When a TV series is turned into a movie, it’s usually somewhat-successful amongst the hardcore fans of the series. When an anime cartoon is made into a full-length film, it is usually a disaster.
Such is the case with The Last Airbender. This pathetic attempt to make a movie out of a cartoon was easily the most frustrating film of 2010 by far. Like wow.
I’ll try to review this properly, hard though it may be, by starting with the positives.
The movie does have some good effects. The magic or “bending” scenes had some nice animations, with fire, water and huge rocks rising from the earth. That was neat.
Also, at times, the movie does succeed at being funny. Though, not “haha” funny. You know when someone says something really stupid and you laugh in your head thinking “wow, what an idiot”? I had a lot of those moments when protagonists and other important characters did anything besides standing still.
As I happen to know, the movie also appeals to children under 12. It took some thinking on my part to figure out why. My reasoning is that this “movie” is so unbelievably shallow, straightforward, deprived of twists, or mystery of any kind that even a kid can understand it easily. Kids generally cannot understand complex movies like Inception, so this 2-hour-long “movie” might appeal to them in the same way that a 20-minute cartoon episode would. So, hooray. It appeals to kids.
Well, that’s the good stuff. Here’s what I really think about this film.

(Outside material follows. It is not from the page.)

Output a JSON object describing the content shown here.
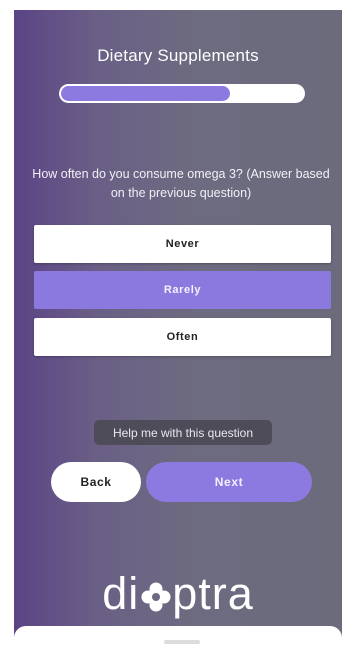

First of all, the fact that $150,000,000.00 was spent on this monstrosity makes me and God cry. There are African children dying this day, and the money that could go to their food stores was instead used to torture America. I can’t speak for Europe, but I’d wager they’d agree. What we have is a completely unoriginal, ripped-off, poorly produced attempt to squeeze money out of a somewhat-famous anime, and to top it all it was poorly acted. I mean they couldn’t even pronounce names right!
Scene to scene, the exact same actors, with their exact same vacant expressions, said their memorized lines in the exact same tone and volume. I suspect a conspiracy; in order to save money, the director made robots play the main roles.
Nah, even robots could do better. With robots their level of talent would be at zero. Here it’s in the negatives. It’s not that there’s no talent showing – it’s that the lack of talent is displayed on a 40-foot-long screen and is screaming for you to notice it.
And notice it I did. All the “good guys” main actors are gonna have serious reputation problems. I don’t know where they dug up Nicola Peltz, but Jackson Rathbone will not have all the fans he made from starring in Twilight. The “bad guys” in the film are not that bad – there is some decent acting, and even character development (wow!).
The plot is… terrible. First of all, it is completely ripped off from the cartoon, which is not necessarily bad (after all, it is an adaptation). It follows a simple plot structure. You got your inciting incident, climax, etc.
So why did I say it’s bad? Because, although there is technically a story progression, most of the time nothing happens. They fly from place to place, fight the exact same battles with the exact same bad guys, keep entering “the spirit world” and talking to that dragon again, and again, and again. That goes on for about ¾ of the movie. In the end, when something that actually matters does happen, we are left with nothing. The fish resurrect, the bad guys escape, and we are left with the most boring “to be continued” ending ever.
Well, I’m reaching the end of my review, so this is where I’m supposed to recommend this movie or not.
Here’s what I’m gonna say. Take $11.75, go to a fountain, throw it in there and make a wish. That will be more rewarding than spending it on The Last Airbender. If you are the kind of person who doesn’t believe in that stuff, blow you nose with that $10.00 bill. That way, you actually won’t completely waste it :)
Write you later,